Google Shopping Now Live In The US

After testing around the world since 2018, the new Google Shopping homepage is live in the U.S. 

The new shopping experience launched by Alphabet’s Google focuses on personalization and browsing, 9to5 Google reports. The revamped experience was unveiled in India before rolling out to France in March. 

Users are greeted with “Let’s go shopping” with a price tag logo and a search field that asks, “What are you looking for?” Search sorts and filters pricing, brand, and deals. Google plans to integrate its Express delivery service into the new page, the report said.

The decision to launch a standalone shopping page came about in September 2017 as an effort to appease European antitrust regulators and to avoid paying more fines. In June 2017, Google was slapped with a record $2.7 billion in fines over antitrust practices with its comparison Google Shopping unit. While that unit will still be part of Google, it won’t be able to integrate with the company’s new search business. The way shopping advertisements show up online could also be redesigned.

The new shopping experience was designed to make shopping easier and more accessible, enabling consumers to more seamlessly find, research and compare goods. The aim is to make it easier to buy those goods, however and wherever they want.

The new shopping push is also geared toward driving more foot traffic to merchant locations. Google has over two billion store offers mapped to physical store locations globally, discoverable by current local ad formats. 

Aside from avoiding fines, the new shopping page is intended to take on Amazon, which was starting to take a noticeable bite out of Google’s advertising revenue. The new shopping destination expands shopping capacity to Search, Google Images, Maps and YouTube.
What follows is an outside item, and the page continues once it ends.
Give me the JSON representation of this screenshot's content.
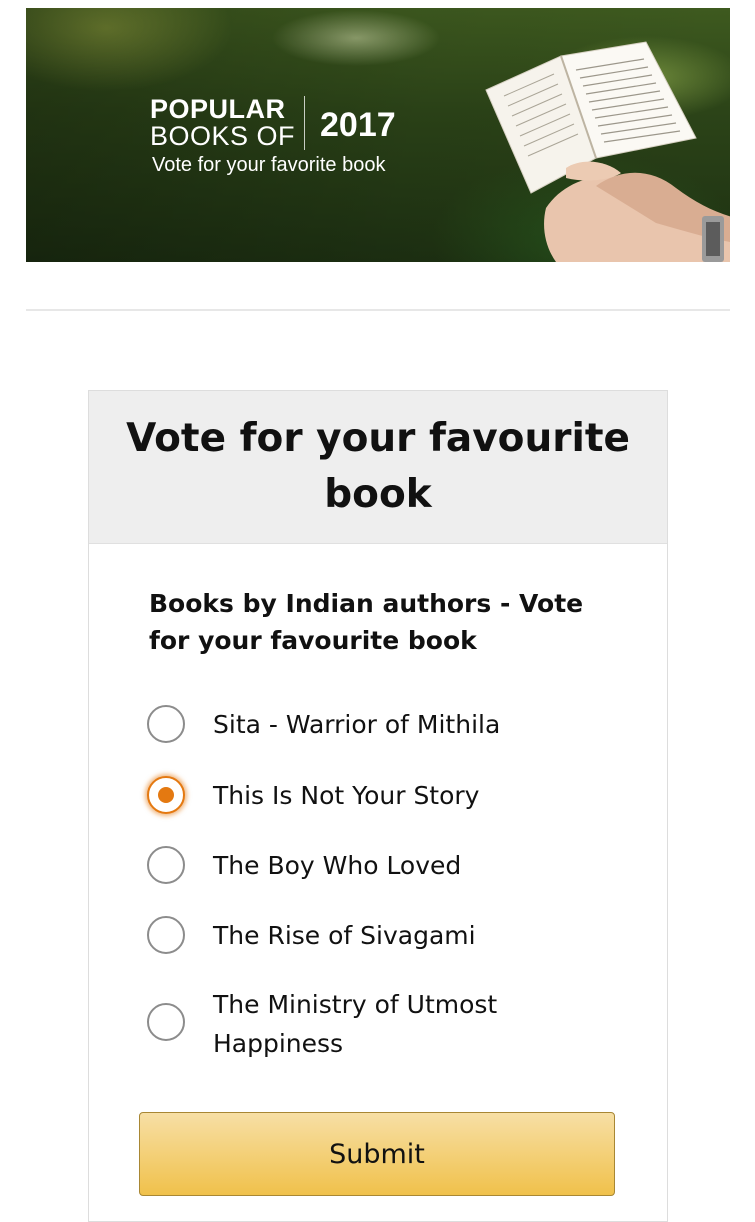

The How We Shop Report, a PYMNTS collaboration with PayPal, aims to understand how consumers of all ages and incomes are shifting to shopping and paying online in the midst of the COVID-19 pandemic. Our research builds on a series of studies conducted since March, surveying more than 16,000 consumers on how their shopping habits and payments preferences are changing as the crisis continues. This report focuses on our latest survey of 2,163 respondents and examines how their increased appetite for online commerce and digital touchless methods, such as QR codes, contactless cards and digital wallets, is poised to shape the post-pandemic economy.